I’ve given my kids the “walk to school in the snow, uphill both ways” argument several times. When I do it I hope they are taking away from it that I think it’s cool that they have access to cell phones, the internet, and other modern conveniences. They should be thankful that they have all of these things. I sure hope they don’t think that I’m crying foul. Yes, I wish that I’d have had some of the benefits as a kid that they have now. But I would hate for them to think that I’m putting them through something that I disagree with just because I had to do it.

Monday, May 03, 2010

Argument From Final Consequences

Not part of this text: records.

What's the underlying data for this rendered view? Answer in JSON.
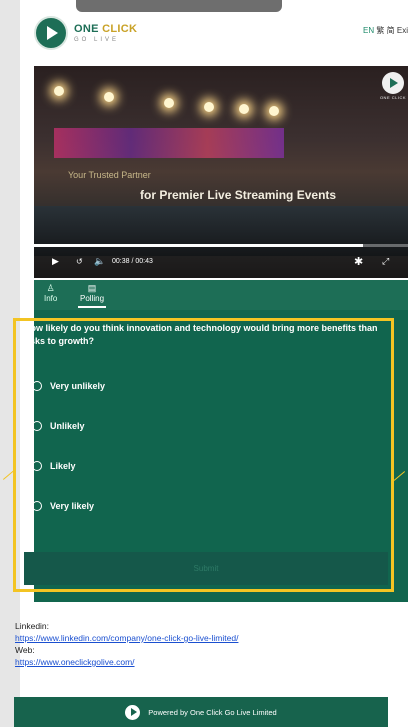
{
  "header": {
    "logo_title_1": "ONE ",
    "logo_title_2": "CLICK",
    "logo_sub": "GO LIVE",
    "lang_en": "EN",
    "lang_zh_trad": "繁",
    "lang_zh_simp": "简",
    "exit_label": "Exi"
  },
  "video": {
    "subtitle": "Your Trusted Partner",
    "headline": "for Premier Live Streaming Events",
    "time": "00:38 / 00:43",
    "progress": 0.88,
    "badge_text": "ONE CLICK"
  },
  "tabs": [
    {
      "label": "Info",
      "icon": "info-icon"
    },
    {
      "label": "Polling",
      "icon": "poll-icon"
    }
  ],
  "poll": {
    "question": "How likely do you think innovation and technology would bring more benefits than risks to growth?",
    "options": [
      "Very unlikely",
      "Unlikely",
      "Likely",
      "Very likely"
    ],
    "submit_label": "Submit"
  },
  "info": {
    "linkedin_label": "Linkedin:",
    "linkedin_url": "https://www.linkedin.com/company/one-click-go-live-limited/",
    "web_label": "Web:",
    "web_url": "https://www.oneclickgolive.com/"
  },
  "footer": {
    "text": "Powered by One Click Go Live Limited"
  },
  "colors": {
    "brand_green": "#11654e",
    "highlight": "#f3c423"
  }
}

Today's logic fallacy comes to us courtesy of Rush Limbaugh. The Argument From Final Consequences is when someone attempt to prove that whoever benefited from something must have caused it. Not long after the terrorists attacks of 9-11-2001 several conspiracy theorists noticed that many of the civilian contracts in Iraq and Afghanistan were going to Haliburton. Dick Cheney had financial interest in this company. Therefore, without any other evidence the conspiracy theorists concluded that Dick Cheney caused the attacks on the World Trade Center. It's ridiculous.
Now sure it may look suspicious if a man dies a few days after his wife takes out a larger life insurance policy. And that is definitely a red flag that should be investigated. But the timing of the benefit alone is not enough to prove anything.
Well today Rush Limbaugh is claiming that extremist environmentalists blew up the BP drilling rig in order to affect the upcoming vote on energy policy. Sure the timing is suspicious and if there is any evidence supporting it it should be seriously looked into. But the timing alone is not proof.
The logic is fallacious when it's left wing conspiracy theorists attacking Cheney. It's just as fallacious when it's Limbaugh attacking environmentalists.